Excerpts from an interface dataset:
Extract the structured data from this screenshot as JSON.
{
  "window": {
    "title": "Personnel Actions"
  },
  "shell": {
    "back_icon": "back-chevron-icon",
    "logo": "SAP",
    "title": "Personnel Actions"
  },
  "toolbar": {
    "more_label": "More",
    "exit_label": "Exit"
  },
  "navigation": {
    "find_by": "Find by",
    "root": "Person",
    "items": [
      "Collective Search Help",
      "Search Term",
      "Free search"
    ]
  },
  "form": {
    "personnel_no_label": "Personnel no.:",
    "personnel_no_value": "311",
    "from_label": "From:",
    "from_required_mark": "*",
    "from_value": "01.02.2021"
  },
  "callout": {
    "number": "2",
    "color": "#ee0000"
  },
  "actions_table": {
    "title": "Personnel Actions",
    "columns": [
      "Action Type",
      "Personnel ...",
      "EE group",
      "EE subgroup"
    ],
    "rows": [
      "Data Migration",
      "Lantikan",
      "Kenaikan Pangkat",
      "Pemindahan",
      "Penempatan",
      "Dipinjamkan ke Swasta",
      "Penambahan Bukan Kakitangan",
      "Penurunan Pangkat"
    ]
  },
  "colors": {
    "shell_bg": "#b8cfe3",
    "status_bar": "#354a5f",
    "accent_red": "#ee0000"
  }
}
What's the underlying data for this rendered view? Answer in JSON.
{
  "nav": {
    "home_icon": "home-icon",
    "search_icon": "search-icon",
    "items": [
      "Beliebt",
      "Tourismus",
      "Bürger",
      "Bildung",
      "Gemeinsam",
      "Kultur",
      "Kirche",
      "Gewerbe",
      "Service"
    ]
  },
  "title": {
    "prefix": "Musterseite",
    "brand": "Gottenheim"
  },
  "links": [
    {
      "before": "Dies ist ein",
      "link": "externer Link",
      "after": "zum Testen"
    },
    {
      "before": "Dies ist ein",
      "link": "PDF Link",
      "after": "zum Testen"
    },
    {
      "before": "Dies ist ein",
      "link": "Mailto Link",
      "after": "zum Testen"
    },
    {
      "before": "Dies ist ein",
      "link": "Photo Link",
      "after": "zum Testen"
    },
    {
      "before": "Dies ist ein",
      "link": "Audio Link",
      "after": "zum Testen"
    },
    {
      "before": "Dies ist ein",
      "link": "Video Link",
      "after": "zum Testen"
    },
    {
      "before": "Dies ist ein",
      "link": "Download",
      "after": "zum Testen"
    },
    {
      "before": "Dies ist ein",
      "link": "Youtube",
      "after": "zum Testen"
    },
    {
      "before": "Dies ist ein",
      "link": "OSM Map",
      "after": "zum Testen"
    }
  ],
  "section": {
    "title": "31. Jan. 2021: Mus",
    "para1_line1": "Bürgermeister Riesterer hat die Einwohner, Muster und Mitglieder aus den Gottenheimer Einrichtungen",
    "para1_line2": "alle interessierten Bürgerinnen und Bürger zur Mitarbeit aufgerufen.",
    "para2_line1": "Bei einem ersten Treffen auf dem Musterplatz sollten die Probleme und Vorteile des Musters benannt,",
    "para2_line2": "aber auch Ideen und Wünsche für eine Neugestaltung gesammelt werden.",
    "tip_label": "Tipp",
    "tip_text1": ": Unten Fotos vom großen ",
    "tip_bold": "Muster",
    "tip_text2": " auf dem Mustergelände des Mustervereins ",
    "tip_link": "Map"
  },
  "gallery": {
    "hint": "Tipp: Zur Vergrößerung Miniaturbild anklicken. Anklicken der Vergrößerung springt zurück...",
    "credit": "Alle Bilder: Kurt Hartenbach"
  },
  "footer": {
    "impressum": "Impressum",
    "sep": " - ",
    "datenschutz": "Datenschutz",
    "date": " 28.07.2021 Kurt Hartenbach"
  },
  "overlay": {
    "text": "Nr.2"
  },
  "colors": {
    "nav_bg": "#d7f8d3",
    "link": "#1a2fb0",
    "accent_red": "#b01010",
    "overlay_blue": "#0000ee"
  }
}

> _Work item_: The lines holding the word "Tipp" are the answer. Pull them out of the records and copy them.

> _Response area_:
    "tip_label": "Tipp",
    "hint": "Tipp: Zur Vergrößerung Miniaturbild anklicken. Anklicken der Vergrößerung springt zurück...",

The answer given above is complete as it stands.